### Dataset entries
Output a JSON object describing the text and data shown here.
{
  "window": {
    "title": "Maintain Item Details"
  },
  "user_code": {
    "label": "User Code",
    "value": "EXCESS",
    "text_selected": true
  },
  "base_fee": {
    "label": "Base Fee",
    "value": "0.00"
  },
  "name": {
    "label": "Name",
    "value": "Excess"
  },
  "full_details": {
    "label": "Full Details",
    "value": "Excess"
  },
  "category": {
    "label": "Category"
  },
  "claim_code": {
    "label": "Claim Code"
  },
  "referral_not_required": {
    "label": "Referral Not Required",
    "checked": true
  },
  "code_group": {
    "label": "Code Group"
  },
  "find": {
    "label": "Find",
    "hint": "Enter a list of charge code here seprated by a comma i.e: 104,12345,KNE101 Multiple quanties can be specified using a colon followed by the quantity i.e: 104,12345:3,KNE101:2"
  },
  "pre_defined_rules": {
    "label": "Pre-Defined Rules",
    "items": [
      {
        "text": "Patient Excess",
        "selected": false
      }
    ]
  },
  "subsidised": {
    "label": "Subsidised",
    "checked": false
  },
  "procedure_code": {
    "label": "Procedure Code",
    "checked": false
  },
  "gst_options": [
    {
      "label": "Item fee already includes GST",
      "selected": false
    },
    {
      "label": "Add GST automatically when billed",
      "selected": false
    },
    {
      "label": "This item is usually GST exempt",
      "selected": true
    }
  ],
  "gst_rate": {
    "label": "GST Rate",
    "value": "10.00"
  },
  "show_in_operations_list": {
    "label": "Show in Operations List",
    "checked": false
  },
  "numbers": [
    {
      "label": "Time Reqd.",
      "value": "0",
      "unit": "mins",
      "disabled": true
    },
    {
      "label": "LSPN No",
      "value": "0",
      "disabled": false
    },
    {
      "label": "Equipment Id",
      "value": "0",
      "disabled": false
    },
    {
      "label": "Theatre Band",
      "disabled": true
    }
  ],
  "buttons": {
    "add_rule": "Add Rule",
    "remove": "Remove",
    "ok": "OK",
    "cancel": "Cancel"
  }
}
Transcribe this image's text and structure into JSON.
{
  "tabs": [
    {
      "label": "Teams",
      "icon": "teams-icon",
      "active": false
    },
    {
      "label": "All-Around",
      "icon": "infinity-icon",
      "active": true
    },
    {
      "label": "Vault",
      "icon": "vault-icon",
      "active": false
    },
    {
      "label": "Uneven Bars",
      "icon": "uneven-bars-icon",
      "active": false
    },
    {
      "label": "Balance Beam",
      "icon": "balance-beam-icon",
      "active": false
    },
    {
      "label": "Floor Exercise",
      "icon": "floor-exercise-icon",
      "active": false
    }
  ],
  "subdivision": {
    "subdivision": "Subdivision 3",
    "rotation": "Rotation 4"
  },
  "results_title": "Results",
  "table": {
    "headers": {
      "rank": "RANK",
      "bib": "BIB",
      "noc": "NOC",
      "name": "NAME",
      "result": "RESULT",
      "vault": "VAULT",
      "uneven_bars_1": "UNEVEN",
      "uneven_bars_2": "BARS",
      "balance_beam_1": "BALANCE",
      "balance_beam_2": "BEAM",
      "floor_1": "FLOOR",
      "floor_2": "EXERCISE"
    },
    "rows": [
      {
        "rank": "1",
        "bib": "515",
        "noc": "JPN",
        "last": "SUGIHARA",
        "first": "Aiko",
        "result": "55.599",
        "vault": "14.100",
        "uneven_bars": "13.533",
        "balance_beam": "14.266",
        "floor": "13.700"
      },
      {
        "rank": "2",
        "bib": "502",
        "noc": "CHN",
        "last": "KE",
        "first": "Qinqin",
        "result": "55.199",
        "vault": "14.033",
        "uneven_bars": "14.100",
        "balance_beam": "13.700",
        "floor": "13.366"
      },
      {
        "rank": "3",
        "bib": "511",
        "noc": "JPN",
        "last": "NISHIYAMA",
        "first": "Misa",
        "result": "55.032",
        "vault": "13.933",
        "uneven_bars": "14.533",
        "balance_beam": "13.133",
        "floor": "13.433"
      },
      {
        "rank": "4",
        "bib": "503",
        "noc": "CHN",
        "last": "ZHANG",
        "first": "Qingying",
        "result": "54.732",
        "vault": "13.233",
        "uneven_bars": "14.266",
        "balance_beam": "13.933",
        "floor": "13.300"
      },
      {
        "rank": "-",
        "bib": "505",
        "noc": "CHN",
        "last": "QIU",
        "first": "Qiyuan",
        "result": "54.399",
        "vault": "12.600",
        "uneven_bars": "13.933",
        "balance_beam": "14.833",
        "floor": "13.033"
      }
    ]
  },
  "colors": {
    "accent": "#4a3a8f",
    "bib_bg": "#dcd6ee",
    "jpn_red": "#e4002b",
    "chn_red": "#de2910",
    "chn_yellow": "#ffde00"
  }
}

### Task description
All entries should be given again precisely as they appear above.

### Solution to this exercise
Output a JSON object describing the text and data shown here.
{
  "window": {
    "title": "Maintain Item Details"
  },
  "user_code": {
    "label": "User Code",
    "value": "EXCESS",
    "text_selected": true
  },
  "base_fee": {
    "label": "Base Fee",
    "value": "0.00"
  },
  "name": {
    "label": "Name",
    "value": "Excess"
  },
  "full_details": {
    "label": "Full Details",
    "value": "Excess"
  },
  "category": {
    "label": "Category"
  },
  "claim_code": {
    "label": "Claim Code"
  },
  "referral_not_required": {
    "label": "Referral Not Required",
    "checked": true
  },
  "code_group": {
    "label": "Code Group"
  },
  "find": {
    "label": "Find",
    "hint": "Enter a list of charge code here seprated by a comma i.e: 104,12345,KNE101 Multiple quanties can be specified using a colon followed by the quantity i.e: 104,12345:3,KNE101:2"
  },
  "pre_defined_rules": {
    "label": "Pre-Defined Rules",
    "items": [
      {
        "text": "Patient Excess",
        "selected": false
      }
    ]
  },
  "subsidised": {
    "label": "Subsidised",
    "checked": false
  },
  "procedure_code": {
    "label": "Procedure Code",
    "checked": false
  },
  "gst_options": [
    {
      "label": "Item fee already includes GST",
      "selected": false
    },
    {
      "label": "Add GST automatically when billed",
      "selected": false
    },
    {
      "label": "This item is usually GST exempt",
      "selected": true
    }
  ],
  "gst_rate": {
    "label": "GST Rate",
    "value": "10.00"
  },
  "show_in_operations_list": {
    "label": "Show in Operations List",
    "checked": false
  },
  "numbers": [
    {
      "label": "Time Reqd.",
      "value": "0",
      "unit": "mins",
      "disabled": true
    },
    {
      "label": "LSPN No",
      "value": "0",
      "disabled": false
    },
    {
      "label": "Equipment Id",
      "value": "0",
      "disabled": false
    },
    {
      "label": "Theatre Band",
      "disabled": true
    }
  ],
  "buttons": {
    "add_rule": "Add Rule",
    "remove": "Remove",
    "ok": "OK",
    "cancel": "Cancel"
  }
}
Transcribe this image's text and structure into JSON.
{
  "tabs": [
    {
      "label": "Teams",
      "icon": "teams-icon",
      "active": false
    },
    {
      "label": "All-Around",
      "icon": "infinity-icon",
      "active": true
    },
    {
      "label": "Vault",
      "icon": "vault-icon",
      "active": false
    },
    {
      "label": "Uneven Bars",
      "icon": "uneven-bars-icon",
      "active": false
    },
    {
      "label": "Balance Beam",
      "icon": "balance-beam-icon",
      "active": false
    },
    {
      "label": "Floor Exercise",
      "icon": "floor-exercise-icon",
      "active": false
    }
  ],
  "subdivision": {
    "subdivision": "Subdivision 3",
    "rotation": "Rotation 4"
  },
  "results_title": "Results",
  "table": {
    "headers": {
      "rank": "RANK",
      "bib": "BIB",
      "noc": "NOC",
      "name": "NAME",
      "result": "RESULT",
      "vault": "VAULT",
      "uneven_bars_1": "UNEVEN",
      "uneven_bars_2": "BARS",
      "balance_beam_1": "BALANCE",
      "balance_beam_2": "BEAM",
      "floor_1": "FLOOR",
      "floor_2": "EXERCISE"
    },
    "rows": [
      {
        "rank": "1",
        "bib": "515",
        "noc": "JPN",
        "last": "SUGIHARA",
        "first": "Aiko",
        "result": "55.599",
        "vault": "14.100",
        "uneven_bars": "13.533",
        "balance_beam": "14.266",
        "floor": "13.700"
      },
      {
        "rank": "2",
        "bib": "502",
        "noc": "CHN",
        "last": "KE",
        "first": "Qinqin",
        "result": "55.199",
        "vault": "14.033",
        "uneven_bars": "14.100",
        "balance_beam": "13.700",
        "floor": "13.366"
      },
      {
        "rank": "3",
        "bib": "511",
        "noc": "JPN",
        "last": "NISHIYAMA",
        "first": "Misa",
        "result": "55.032",
        "vault": "13.933",
        "uneven_bars": "14.533",
        "balance_beam": "13.133",
        "floor": "13.433"
      },
      {
        "rank": "4",
        "bib": "503",
        "noc": "CHN",
        "last": "ZHANG",
        "first": "Qingying",
        "result": "54.732",
        "vault": "13.233",
        "uneven_bars": "14.266",
        "balance_beam": "13.933",
        "floor": "13.300"
      },
      {
        "rank": "-",
        "bib": "505",
        "noc": "CHN",
        "last": "QIU",
        "first": "Qiyuan",
        "result": "54.399",
        "vault": "12.600",
        "uneven_bars": "13.933",
        "balance_beam": "14.833",
        "floor": "13.033"
      }
    ]
  },
  "colors": {
    "accent": "#4a3a8f",
    "bib_bg": "#dcd6ee",
    "jpn_red": "#e4002b",
    "chn_red": "#de2910",
    "chn_yellow": "#ffde00"
  }
}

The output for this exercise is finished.